Business investment has risen since the GOP tax cuts were signed into law by President Trump in 2017, but it’s not clear how much a contribution the tax cuts made to the relatively modest investment boom. A survey by the National Association of Business Economics earlier this year showed that the tax cuts had little effect on businesses’ capital investment or hiring plans, and a recent study by economists at the International Monetary Fund found that expectations of stronger demand have driven the recent increases in capital expenditures, with the tax cuts having little or no effect.
This week, the authors of that IMF paper reviewed their analysis, emphasizing their theory that the U.S. economy has changed over the last 30 years in ways that mute the effects of corporate tax cuts. The authors argue that large companies that dominate their markets have a much weaker response to tax cuts than companies that operate in more competitive environments.
The chart below compares the growth effects associated with corporate income tax cuts in two kinds of economies: one in which companies have low market power and another in which they have a lot. The effects on real investment are particularly notable. In a “low markup” economy, corporate tax cuts worth 1% of GDP can be expected to produce a 4% increase in real investment. But in “high markup” economies, in which corporations have extensive market power, that same tax cut will produce less than half of the level of increased investment, according to the author's calculations.

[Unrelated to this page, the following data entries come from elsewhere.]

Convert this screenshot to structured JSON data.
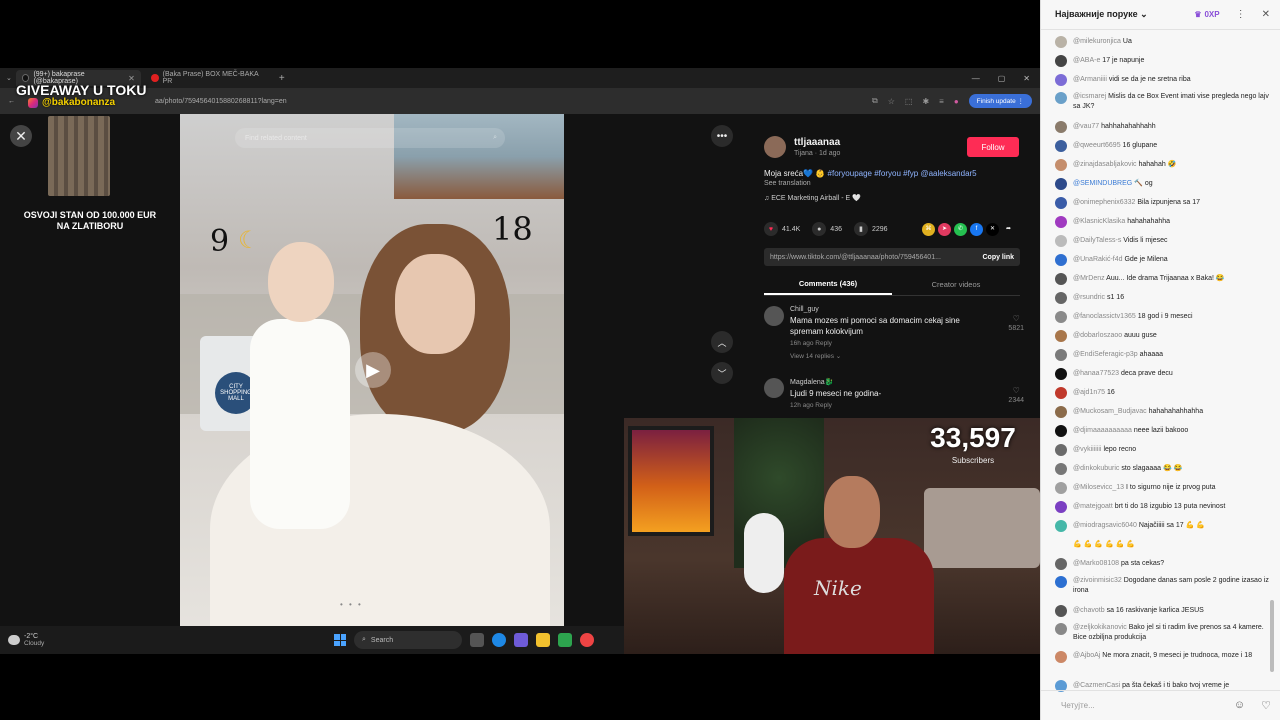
{
  "browser": {
    "tabs": [
      {
        "label": "(99+) bakaprase (@bakaprase)",
        "active": true
      },
      {
        "label": "(Baka Prase) BOX MEČ-BAKA PR",
        "active": false
      }
    ],
    "url": "aa/photo/7594564015880268811?lang=en",
    "finish_update": "Finish update"
  },
  "overlay": {
    "giveaway": "GIVEAWAY U TOKU",
    "handle": "@bakabonanza",
    "promo_line1": "OSVOJI STAN OD 100.000 EUR",
    "promo_line2": "NA ZLATIBORU"
  },
  "photo": {
    "search_placeholder": "Find related content",
    "num_left": "9",
    "num_right": "18",
    "bag_logo": "CITY SHOPPING MALL",
    "dots": "• • •"
  },
  "post": {
    "author": "ttljaaanaa",
    "author_sub": "Tijana · 1d ago",
    "follow": "Follow",
    "caption_text": "Moja sreća💙 👶",
    "caption_tags": "#foryoupage #foryou #fyp @aaleksandar5",
    "see_translation": "See translation",
    "music": "♫  ECE Marketing Airball - E 🤍",
    "likes": "41.4K",
    "comments": "436",
    "saves": "2296",
    "link": "https://www.tiktok.com/@ttljaaanaa/photo/759456401...",
    "copy_link": "Copy link",
    "tab_comments": "Comments (436)",
    "tab_creator": "Creator videos",
    "comment_list": [
      {
        "name": "Chill_guy",
        "text": "Mama mozes mi pomoci sa domacim cekaj sine spremam kolokvijum",
        "meta": "16h ago     Reply",
        "replies": "View 14 replies ⌄",
        "likes": "5821"
      },
      {
        "name": "Magdalena🐉",
        "text": "Ljudi 9 meseci ne godina-",
        "meta": "12h ago     Reply",
        "replies": "",
        "likes": "2344"
      }
    ]
  },
  "stream": {
    "subs_count": "33,597",
    "subs_label": "Subscribers",
    "shirt_logo": "Nike"
  },
  "taskbar": {
    "temp": "-2°C",
    "condition": "Cloudy",
    "search": "Search"
  },
  "chat": {
    "header_select": "Најважније поруке",
    "xp": "0XP",
    "input_placeholder": "Четујте...",
    "messages": [
      {
        "name": "@milekuronjica",
        "text": "Ua",
        "color": "#b9b2a6"
      },
      {
        "name": "@ABA-e",
        "text": "17 je napunje",
        "color": "#444"
      },
      {
        "name": "@Armaniiii",
        "text": "vidi se da je ne sretna riba",
        "color": "#7c6cd6"
      },
      {
        "name": "@icsmarej",
        "text": "Mislis da ce Box Event imati vise pregleda nego lajv sa JK?",
        "color": "#6aa0c9",
        "two": true
      },
      {
        "name": "@vau77",
        "text": "hahhahahahhahh",
        "color": "#8a7b6b"
      },
      {
        "name": "@qweeurt6695",
        "text": "16 glupane",
        "color": "#3c5f9e"
      },
      {
        "name": "@zinajdasabljakovic",
        "text": "hahahah 🤣",
        "color": "#c58e6c"
      },
      {
        "name": "@SEMINDUBREG",
        "text": "🔨 og",
        "color": "#2d4a8a",
        "blue": true
      },
      {
        "name": "@onimephenix6332",
        "text": "Bila izpunjena sa 17",
        "color": "#3a5ca8"
      },
      {
        "name": "@KlasnicKlasika",
        "text": "hahahahahha",
        "color": "#a03ac0"
      },
      {
        "name": "@DailyTaless-s",
        "text": "Vidis li mjeseс",
        "color": "#bbb"
      },
      {
        "name": "@UnaRakić-f4d",
        "text": "Gde je Milena",
        "color": "#2f6fd0"
      },
      {
        "name": "@MrDenz",
        "text": "Auu... Ide drama Trijaanaa x Baka! 😂",
        "color": "#555"
      },
      {
        "name": "@rsundric",
        "text": "s1 16",
        "color": "#666"
      },
      {
        "name": "@fanoclassictv1365",
        "text": "18 god i 9 meseci",
        "color": "#8a8a8a"
      },
      {
        "name": "@dobarloszaoo",
        "text": "auuu guse",
        "color": "#a8764a"
      },
      {
        "name": "@EndiSeferagic-p3p",
        "text": "ahaaaa",
        "color": "#7a7a7a"
      },
      {
        "name": "@hanaa77523",
        "text": "deca prave decu",
        "color": "#111"
      },
      {
        "name": "@ajd1n75",
        "text": "16",
        "color": "#c0392b"
      },
      {
        "name": "@Muckosam_Budjavac",
        "text": "hahahahahhahha",
        "color": "#8b6b4a"
      },
      {
        "name": "@djimaaaaaaaaaa",
        "text": "neee lazii bakooo",
        "color": "#111"
      },
      {
        "name": "@vykiiiiiii",
        "text": "lepo recno",
        "color": "#6b6b6b"
      },
      {
        "name": "@dinkokuburic",
        "text": "sto slagaaaa 😂 😂",
        "color": "#777"
      },
      {
        "name": "@Milosevicc_13",
        "text": "I to sigurno nije iz prvog puta",
        "color": "#a0a0a0"
      },
      {
        "name": "@matejgoatt",
        "text": "brt ti do 18 izgubio 13 puta nevinost",
        "color": "#7b3fc2"
      },
      {
        "name": "@miodragsavic6040",
        "text": "Najačiiiii sa 17 💪 💪",
        "color": "#45b7a8"
      },
      {
        "name": "",
        "text": "💪 💪 💪 💪 💪 💪",
        "color": "",
        "noav": true
      },
      {
        "name": "@Marko08108",
        "text": "pa sta cekas?",
        "color": "#666"
      },
      {
        "name": "@zivoinmisic32",
        "text": "Dogodane danas sam posle 2 godine izasao iz irona",
        "color": "#2c6fd1",
        "two": true
      },
      {
        "name": "@chavotb",
        "text": "sa 16 raskivanje karlica JESUS",
        "color": "#555"
      },
      {
        "name": "@zeljkokikanovic",
        "text": "Bako jel si ti radim live prenos sa 4 kamere. Bice ozbiljna produkcija",
        "color": "#888",
        "two": true
      },
      {
        "name": "@AjboAj",
        "text": "Ne mora znacit, 9 meseci je trudnoca, moze i 18",
        "color": "#c86",
        "two": true
      },
      {
        "name": "@CazmenCasi",
        "text": "pa šta čekaš i ti bako tvoj vreme je",
        "color": "#5b9bd5"
      }
    ]
  }
}
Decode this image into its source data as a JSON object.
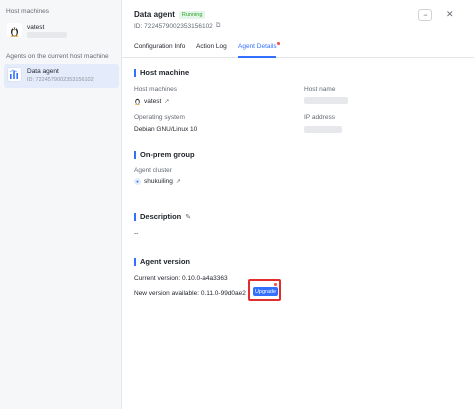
{
  "sidebar": {
    "host_section_title": "Host machines",
    "host_item": {
      "name": "vatest"
    },
    "agents_section_title": "Agents on the current host machine",
    "agent_item": {
      "name": "Data agent",
      "id": "ID: 7224579002353156102"
    }
  },
  "header": {
    "title": "Data agent",
    "status": "Running",
    "id": "ID: 7224579002353156102",
    "more_label": "···",
    "close_label": "✕"
  },
  "tabs": [
    {
      "label": "Configuration Info"
    },
    {
      "label": "Action Log"
    },
    {
      "label": "Agent Details"
    }
  ],
  "host_machine": {
    "title": "Host machine",
    "host_machines_label": "Host machines",
    "host_machines_value": "vatest",
    "host_name_label": "Host name",
    "os_label": "Operating system",
    "os_value": "Debian GNU/Linux 10",
    "ip_label": "IP address"
  },
  "onprem": {
    "title": "On-prem group",
    "cluster_label": "Agent cluster",
    "cluster_value": "shukuiling"
  },
  "description": {
    "title": "Description",
    "value": "--"
  },
  "agent_version": {
    "title": "Agent version",
    "current": "Current version: 0.10.0-a4a3363",
    "new": "New version available: 0.11.0-99d0ae2",
    "upgrade_label": "Upgrade"
  },
  "colors": {
    "accent": "#3370ff",
    "running_bg": "#e4f6ea",
    "running_text": "#2ea121",
    "highlight": "#e02e2e"
  }
}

“The bottom line is this,” the economists write, “strong demand since the passage of the Tax Cuts and Jobs Act has been the principal driver behind corporate investment decisions—not the reduction in the cost of capital coming from the corporate tax cuts themselves. Moreover, the rise in corporate market power in recent decades appears to have muted the effectiveness of corporate tax cuts as a means for boosting business investment.”